## Aim of the task:
Show me each line of the listing below where the word "icon" appears.
======== Data supplied
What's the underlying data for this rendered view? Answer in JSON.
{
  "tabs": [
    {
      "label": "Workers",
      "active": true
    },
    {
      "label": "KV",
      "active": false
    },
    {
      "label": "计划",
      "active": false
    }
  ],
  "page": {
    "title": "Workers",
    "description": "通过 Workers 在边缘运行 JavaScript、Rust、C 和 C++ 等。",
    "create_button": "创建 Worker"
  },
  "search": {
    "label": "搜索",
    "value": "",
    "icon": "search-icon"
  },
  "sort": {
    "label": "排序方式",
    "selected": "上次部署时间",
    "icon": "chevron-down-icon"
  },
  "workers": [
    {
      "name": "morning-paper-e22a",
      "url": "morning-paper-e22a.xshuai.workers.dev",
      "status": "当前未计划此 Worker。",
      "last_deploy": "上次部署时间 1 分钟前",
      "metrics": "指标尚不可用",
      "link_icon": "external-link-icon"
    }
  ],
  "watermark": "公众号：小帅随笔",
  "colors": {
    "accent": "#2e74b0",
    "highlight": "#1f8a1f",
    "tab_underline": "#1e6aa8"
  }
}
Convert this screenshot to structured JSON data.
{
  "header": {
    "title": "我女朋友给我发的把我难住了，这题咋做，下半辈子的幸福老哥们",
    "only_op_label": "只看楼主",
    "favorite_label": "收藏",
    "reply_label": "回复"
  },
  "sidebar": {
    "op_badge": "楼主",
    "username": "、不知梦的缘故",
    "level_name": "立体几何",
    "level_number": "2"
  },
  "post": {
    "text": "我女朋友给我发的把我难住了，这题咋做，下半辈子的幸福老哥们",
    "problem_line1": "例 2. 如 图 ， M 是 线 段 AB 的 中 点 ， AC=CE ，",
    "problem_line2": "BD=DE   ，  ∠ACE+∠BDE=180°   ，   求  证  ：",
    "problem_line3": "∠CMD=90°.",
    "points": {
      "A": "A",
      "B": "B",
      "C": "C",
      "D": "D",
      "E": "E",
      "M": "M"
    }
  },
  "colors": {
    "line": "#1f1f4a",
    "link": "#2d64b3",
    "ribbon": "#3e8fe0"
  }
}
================
## Answer box:
    "icon": "search-icon"
    "icon": "chevron-down-icon"
      "link_icon": "external-link-icon"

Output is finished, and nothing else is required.